- IMAP & POP3
In this context, sandboxing means to have a platform execute files, which are may be malicious. The sandbox records and monitors the activity of the file to see if it is malicious or not.
Sandboxing typically allows the Firewall to forward executable files to this platform and prevent users from downloading the file until a verdict has been made whether it is malicious or not.
A modern sandbox has capabilities to run files in multiple different platforms, for example:
- Windows 7,8 and 10.
- Android phones.
Files which are interesting to execute and explore in a sandbox is more than just an executable file. Many files are capable of performing malicious actions on the operating system of our users:
- ZIP files with content to run
- Office documents
- PDF files
- Java applications
There are many sandboxes online you can try yourself, outside of what a NGFW can provide:
There are also sandboxes you can install yourself, for example:
Many Firewalls support installing certificates which allows for decryption of traffic. If content is decrypted, content can then be inspected for threats.
Decryption can take place on Egress or Ingress traffic, or both. For Ingress traffic the Firewall could protect servers against incoming traffic. Egress traffic allows the Firewall to protect users and systems needing to communicate outbound.
The Firewall will often avoid decrypting traffic such as health care and financial data as this may have privacy and other implications. Decryption of traffic requires more effort from the organization to distribute keys to clients which is used by the firewall to decrypt traffic.
Some traffic can not be decrypted or understood fully by the Firewall. Many reasons can apply, for example a proprietary application sends data which the Firewall does not know of. Such traffic can also be categorized as Unknown. A Firewall administrator should consider blocking such applications, especially from networks which are considered high-risk.
WAF ("Web Application Firewall")
While Firewalls can do a decent job, they often lack full understanding of what a protocol is capable off. Because of such, protocol specific firewalls are also developed where WAF is one of the more common ones.
A WAF allows more features specific to the HTTP protocol than a regular Firewall, making it more capable of stopping threats.
While a WAF tries to do a good job in blocking threats on HTTP, it often provides other very useful utilities for organizations making them very viable for much more than just blocking threats. Here are some examples:
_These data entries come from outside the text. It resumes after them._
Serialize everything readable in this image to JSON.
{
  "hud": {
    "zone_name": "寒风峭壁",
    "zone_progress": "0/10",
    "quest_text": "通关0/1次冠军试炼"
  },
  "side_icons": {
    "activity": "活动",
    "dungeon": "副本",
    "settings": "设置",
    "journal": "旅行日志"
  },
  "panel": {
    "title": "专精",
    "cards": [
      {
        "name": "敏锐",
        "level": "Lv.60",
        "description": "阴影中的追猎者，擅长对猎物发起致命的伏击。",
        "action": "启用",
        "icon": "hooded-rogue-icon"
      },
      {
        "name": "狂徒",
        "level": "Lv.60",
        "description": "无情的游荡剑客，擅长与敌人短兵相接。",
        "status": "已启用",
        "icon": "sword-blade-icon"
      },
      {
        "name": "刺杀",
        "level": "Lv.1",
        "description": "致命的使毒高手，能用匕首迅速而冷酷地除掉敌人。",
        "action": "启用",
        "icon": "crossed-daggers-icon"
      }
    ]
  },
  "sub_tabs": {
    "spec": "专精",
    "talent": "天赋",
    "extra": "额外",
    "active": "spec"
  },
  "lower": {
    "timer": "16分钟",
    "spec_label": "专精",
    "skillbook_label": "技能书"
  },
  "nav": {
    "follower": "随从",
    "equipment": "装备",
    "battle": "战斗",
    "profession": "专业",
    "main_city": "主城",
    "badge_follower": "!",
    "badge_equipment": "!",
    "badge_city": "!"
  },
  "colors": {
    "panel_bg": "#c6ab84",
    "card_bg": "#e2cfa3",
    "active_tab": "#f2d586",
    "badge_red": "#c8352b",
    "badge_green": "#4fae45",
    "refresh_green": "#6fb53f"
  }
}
- WAF can help build redundancy, that is having multiple servers to present the same service. This allows for for organizations to have a service in a higher available modus, allowing them to put a server offline while the other servers are still capable of serving users trying to access the service. This is useful as concepts like patching often requires you to restart the service, and the redundancy allows users to still access the service.
- A WAF can help enforce best practice security rules, for example a single place to maintain and enforce encryption, multi-factor authentication and other concepts which this class covers.
- It can be used to develop a single front and protection mechanism for multiple web-servers which are behind the WAF.